| Material provided |
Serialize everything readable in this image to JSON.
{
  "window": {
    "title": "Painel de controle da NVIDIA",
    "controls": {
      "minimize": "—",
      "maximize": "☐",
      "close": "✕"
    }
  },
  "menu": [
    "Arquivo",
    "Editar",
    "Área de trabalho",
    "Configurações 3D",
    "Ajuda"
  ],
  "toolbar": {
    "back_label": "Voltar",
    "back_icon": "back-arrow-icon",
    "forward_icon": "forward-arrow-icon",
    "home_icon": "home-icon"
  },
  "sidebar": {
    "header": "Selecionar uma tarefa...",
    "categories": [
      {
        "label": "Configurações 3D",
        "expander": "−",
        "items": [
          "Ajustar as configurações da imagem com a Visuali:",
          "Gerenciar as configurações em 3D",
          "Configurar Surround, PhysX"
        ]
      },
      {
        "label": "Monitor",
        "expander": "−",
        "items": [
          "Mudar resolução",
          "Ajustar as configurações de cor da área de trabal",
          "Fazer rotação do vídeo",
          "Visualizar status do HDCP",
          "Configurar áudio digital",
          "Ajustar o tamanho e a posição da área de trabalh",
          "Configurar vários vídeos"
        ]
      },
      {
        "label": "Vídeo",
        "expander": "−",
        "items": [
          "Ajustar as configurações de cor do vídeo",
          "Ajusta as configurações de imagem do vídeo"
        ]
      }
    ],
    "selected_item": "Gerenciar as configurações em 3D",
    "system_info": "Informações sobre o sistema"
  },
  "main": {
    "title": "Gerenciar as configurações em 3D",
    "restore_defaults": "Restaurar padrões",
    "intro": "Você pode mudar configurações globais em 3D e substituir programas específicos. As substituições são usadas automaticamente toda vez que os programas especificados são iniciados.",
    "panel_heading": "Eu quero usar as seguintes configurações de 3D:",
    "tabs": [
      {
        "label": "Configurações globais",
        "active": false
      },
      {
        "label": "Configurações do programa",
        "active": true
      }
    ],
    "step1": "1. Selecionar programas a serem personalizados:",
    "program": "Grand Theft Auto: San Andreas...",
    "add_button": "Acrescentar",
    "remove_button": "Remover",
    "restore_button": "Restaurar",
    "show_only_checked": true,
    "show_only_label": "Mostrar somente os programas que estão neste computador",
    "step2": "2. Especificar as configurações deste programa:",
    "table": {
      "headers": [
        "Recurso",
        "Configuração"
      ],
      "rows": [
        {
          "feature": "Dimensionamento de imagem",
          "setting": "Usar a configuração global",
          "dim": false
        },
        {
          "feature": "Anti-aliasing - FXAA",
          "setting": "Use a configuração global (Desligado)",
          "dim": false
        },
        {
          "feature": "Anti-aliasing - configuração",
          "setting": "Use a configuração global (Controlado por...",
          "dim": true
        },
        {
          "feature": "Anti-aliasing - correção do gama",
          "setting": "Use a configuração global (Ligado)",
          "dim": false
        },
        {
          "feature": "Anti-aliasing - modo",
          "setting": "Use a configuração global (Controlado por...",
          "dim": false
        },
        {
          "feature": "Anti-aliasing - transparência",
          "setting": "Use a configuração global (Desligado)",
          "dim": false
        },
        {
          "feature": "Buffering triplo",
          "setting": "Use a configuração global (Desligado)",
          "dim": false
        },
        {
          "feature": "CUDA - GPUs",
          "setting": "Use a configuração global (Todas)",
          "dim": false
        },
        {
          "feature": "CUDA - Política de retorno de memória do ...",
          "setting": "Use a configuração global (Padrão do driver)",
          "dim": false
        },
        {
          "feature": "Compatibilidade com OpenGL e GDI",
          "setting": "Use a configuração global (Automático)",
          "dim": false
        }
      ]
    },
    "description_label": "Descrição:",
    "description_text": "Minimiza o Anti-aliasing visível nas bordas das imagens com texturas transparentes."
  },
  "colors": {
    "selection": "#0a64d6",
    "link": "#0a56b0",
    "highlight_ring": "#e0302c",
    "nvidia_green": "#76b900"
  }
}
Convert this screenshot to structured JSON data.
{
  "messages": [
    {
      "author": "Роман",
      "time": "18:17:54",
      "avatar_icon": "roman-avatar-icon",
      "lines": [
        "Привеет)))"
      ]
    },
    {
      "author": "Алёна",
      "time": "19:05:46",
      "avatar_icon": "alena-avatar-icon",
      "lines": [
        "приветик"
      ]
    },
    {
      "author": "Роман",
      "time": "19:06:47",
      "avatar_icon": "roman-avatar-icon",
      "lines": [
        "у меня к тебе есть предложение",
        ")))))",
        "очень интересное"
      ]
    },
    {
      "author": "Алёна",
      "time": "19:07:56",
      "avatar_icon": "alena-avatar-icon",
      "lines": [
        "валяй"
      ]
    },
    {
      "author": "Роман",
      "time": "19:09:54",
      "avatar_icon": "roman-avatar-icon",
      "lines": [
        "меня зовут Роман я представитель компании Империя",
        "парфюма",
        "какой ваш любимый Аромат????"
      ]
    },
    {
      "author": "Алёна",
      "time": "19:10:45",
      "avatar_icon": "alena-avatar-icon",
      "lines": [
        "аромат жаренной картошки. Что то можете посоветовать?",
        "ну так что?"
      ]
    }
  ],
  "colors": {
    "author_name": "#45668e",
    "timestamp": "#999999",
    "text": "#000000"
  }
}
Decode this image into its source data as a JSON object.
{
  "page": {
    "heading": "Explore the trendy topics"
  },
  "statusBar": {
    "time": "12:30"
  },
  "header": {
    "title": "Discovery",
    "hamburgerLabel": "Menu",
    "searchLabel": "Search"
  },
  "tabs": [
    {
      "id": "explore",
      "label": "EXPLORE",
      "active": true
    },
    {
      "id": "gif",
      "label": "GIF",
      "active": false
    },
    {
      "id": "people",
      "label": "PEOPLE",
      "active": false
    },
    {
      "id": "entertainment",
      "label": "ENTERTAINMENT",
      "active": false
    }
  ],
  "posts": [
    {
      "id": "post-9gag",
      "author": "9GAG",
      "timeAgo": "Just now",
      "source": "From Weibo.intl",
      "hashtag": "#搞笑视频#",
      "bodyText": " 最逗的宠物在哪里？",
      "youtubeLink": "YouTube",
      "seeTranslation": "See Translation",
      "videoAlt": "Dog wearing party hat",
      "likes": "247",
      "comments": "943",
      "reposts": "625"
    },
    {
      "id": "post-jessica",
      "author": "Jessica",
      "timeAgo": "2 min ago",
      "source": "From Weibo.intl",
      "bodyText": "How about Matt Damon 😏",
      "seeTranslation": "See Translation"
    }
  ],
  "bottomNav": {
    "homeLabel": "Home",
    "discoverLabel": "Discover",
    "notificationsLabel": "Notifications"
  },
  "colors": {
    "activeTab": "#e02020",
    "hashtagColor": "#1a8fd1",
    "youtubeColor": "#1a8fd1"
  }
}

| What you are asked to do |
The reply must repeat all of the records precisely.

| Output for this task |
Serialize everything readable in this image to JSON.
{
  "window": {
    "title": "Painel de controle da NVIDIA",
    "controls": {
      "minimize": "—",
      "maximize": "☐",
      "close": "✕"
    }
  },
  "menu": [
    "Arquivo",
    "Editar",
    "Área de trabalho",
    "Configurações 3D",
    "Ajuda"
  ],
  "toolbar": {
    "back_label": "Voltar",
    "back_icon": "back-arrow-icon",
    "forward_icon": "forward-arrow-icon",
    "home_icon": "home-icon"
  },
  "sidebar": {
    "header": "Selecionar uma tarefa...",
    "categories": [
      {
        "label": "Configurações 3D",
        "expander": "−",
        "items": [
          "Ajustar as configurações da imagem com a Visuali:",
          "Gerenciar as configurações em 3D",
          "Configurar Surround, PhysX"
        ]
      },
      {
        "label": "Monitor",
        "expander": "−",
        "items": [
          "Mudar resolução",
          "Ajustar as configurações de cor da área de trabal",
          "Fazer rotação do vídeo",
          "Visualizar status do HDCP",
          "Configurar áudio digital",
          "Ajustar o tamanho e a posição da área de trabalh",
          "Configurar vários vídeos"
        ]
      },
      {
        "label": "Vídeo",
        "expander": "−",
        "items": [
          "Ajustar as configurações de cor do vídeo",
          "Ajusta as configurações de imagem do vídeo"
        ]
      }
    ],
    "selected_item": "Gerenciar as configurações em 3D",
    "system_info": "Informações sobre o sistema"
  },
  "main": {
    "title": "Gerenciar as configurações em 3D",
    "restore_defaults": "Restaurar padrões",
    "intro": "Você pode mudar configurações globais em 3D e substituir programas específicos. As substituições são usadas automaticamente toda vez que os programas especificados são iniciados.",
    "panel_heading": "Eu quero usar as seguintes configurações de 3D:",
    "tabs": [
      {
        "label": "Configurações globais",
        "active": false
      },
      {
        "label": "Configurações do programa",
        "active": true
      }
    ],
    "step1": "1. Selecionar programas a serem personalizados:",
    "program": "Grand Theft Auto: San Andreas...",
    "add_button": "Acrescentar",
    "remove_button": "Remover",
    "restore_button": "Restaurar",
    "show_only_checked": true,
    "show_only_label": "Mostrar somente os programas que estão neste computador",
    "step2": "2. Especificar as configurações deste programa:",
    "table": {
      "headers": [
        "Recurso",
        "Configuração"
      ],
      "rows": [
        {
          "feature": "Dimensionamento de imagem",
          "setting": "Usar a configuração global",
          "dim": false
        },
        {
          "feature": "Anti-aliasing - FXAA",
          "setting": "Use a configuração global (Desligado)",
          "dim": false
        },
        {
          "feature": "Anti-aliasing - configuração",
          "setting": "Use a configuração global (Controlado por...",
          "dim": true
        },
        {
          "feature": "Anti-aliasing - correção do gama",
          "setting": "Use a configuração global (Ligado)",
          "dim": false
        },
        {
          "feature": "Anti-aliasing - modo",
          "setting": "Use a configuração global (Controlado por...",
          "dim": false
        },
        {
          "feature": "Anti-aliasing - transparência",
          "setting": "Use a configuração global (Desligado)",
          "dim": false
        },
        {
          "feature": "Buffering triplo",
          "setting": "Use a configuração global (Desligado)",
          "dim": false
        },
        {
          "feature": "CUDA - GPUs",
          "setting": "Use a configuração global (Todas)",
          "dim": false
        },
        {
          "feature": "CUDA - Política de retorno de memória do ...",
          "setting": "Use a configuração global (Padrão do driver)",
          "dim": false
        },
        {
          "feature": "Compatibilidade com OpenGL e GDI",
          "setting": "Use a configuração global (Automático)",
          "dim": false
        }
      ]
    },
    "description_label": "Descrição:",
    "description_text": "Minimiza o Anti-aliasing visível nas bordas das imagens com texturas transparentes."
  },
  "colors": {
    "selection": "#0a64d6",
    "link": "#0a56b0",
    "highlight_ring": "#e0302c",
    "nvidia_green": "#76b900"
  }
}
Convert this screenshot to structured JSON data.
{
  "messages": [
    {
      "author": "Роман",
      "time": "18:17:54",
      "avatar_icon": "roman-avatar-icon",
      "lines": [
        "Привеет)))"
      ]
    },
    {
      "author": "Алёна",
      "time": "19:05:46",
      "avatar_icon": "alena-avatar-icon",
      "lines": [
        "приветик"
      ]
    },
    {
      "author": "Роман",
      "time": "19:06:47",
      "avatar_icon": "roman-avatar-icon",
      "lines": [
        "у меня к тебе есть предложение",
        ")))))",
        "очень интересное"
      ]
    },
    {
      "author": "Алёна",
      "time": "19:07:56",
      "avatar_icon": "alena-avatar-icon",
      "lines": [
        "валяй"
      ]
    },
    {
      "author": "Роман",
      "time": "19:09:54",
      "avatar_icon": "roman-avatar-icon",
      "lines": [
        "меня зовут Роман я представитель компании Империя",
        "парфюма",
        "какой ваш любимый Аромат????"
      ]
    },
    {
      "author": "Алёна",
      "time": "19:10:45",
      "avatar_icon": "alena-avatar-icon",
      "lines": [
        "аромат жаренной картошки. Что то можете посоветовать?",
        "ну так что?"
      ]
    }
  ],
  "colors": {
    "author_name": "#45668e",
    "timestamp": "#999999",
    "text": "#000000"
  }
}
Decode this image into its source data as a JSON object.
{
  "page": {
    "heading": "Explore the trendy topics"
  },
  "statusBar": {
    "time": "12:30"
  },
  "header": {
    "title": "Discovery",
    "hamburgerLabel": "Menu",
    "searchLabel": "Search"
  },
  "tabs": [
    {
      "id": "explore",
      "label": "EXPLORE",
      "active": true
    },
    {
      "id": "gif",
      "label": "GIF",
      "active": false
    },
    {
      "id": "people",
      "label": "PEOPLE",
      "active": false
    },
    {
      "id": "entertainment",
      "label": "ENTERTAINMENT",
      "active": false
    }
  ],
  "posts": [
    {
      "id": "post-9gag",
      "author": "9GAG",
      "timeAgo": "Just now",
      "source": "From Weibo.intl",
      "hashtag": "#搞笑视频#",
      "bodyText": " 最逗的宠物在哪里？",
      "youtubeLink": "YouTube",
      "seeTranslation": "See Translation",
      "videoAlt": "Dog wearing party hat",
      "likes": "247",
      "comments": "943",
      "reposts": "625"
    },
    {
      "id": "post-jessica",
      "author": "Jessica",
      "timeAgo": "2 min ago",
      "source": "From Weibo.intl",
      "bodyText": "How about Matt Damon 😏",
      "seeTranslation": "See Translation"
    }
  ],
  "bottomNav": {
    "homeLabel": "Home",
    "discoverLabel": "Discover",
    "notificationsLabel": "Notifications"
  },
  "colors": {
    "activeTab": "#e02020",
    "hashtagColor": "#1a8fd1",
    "youtubeColor": "#1a8fd1"
  }
}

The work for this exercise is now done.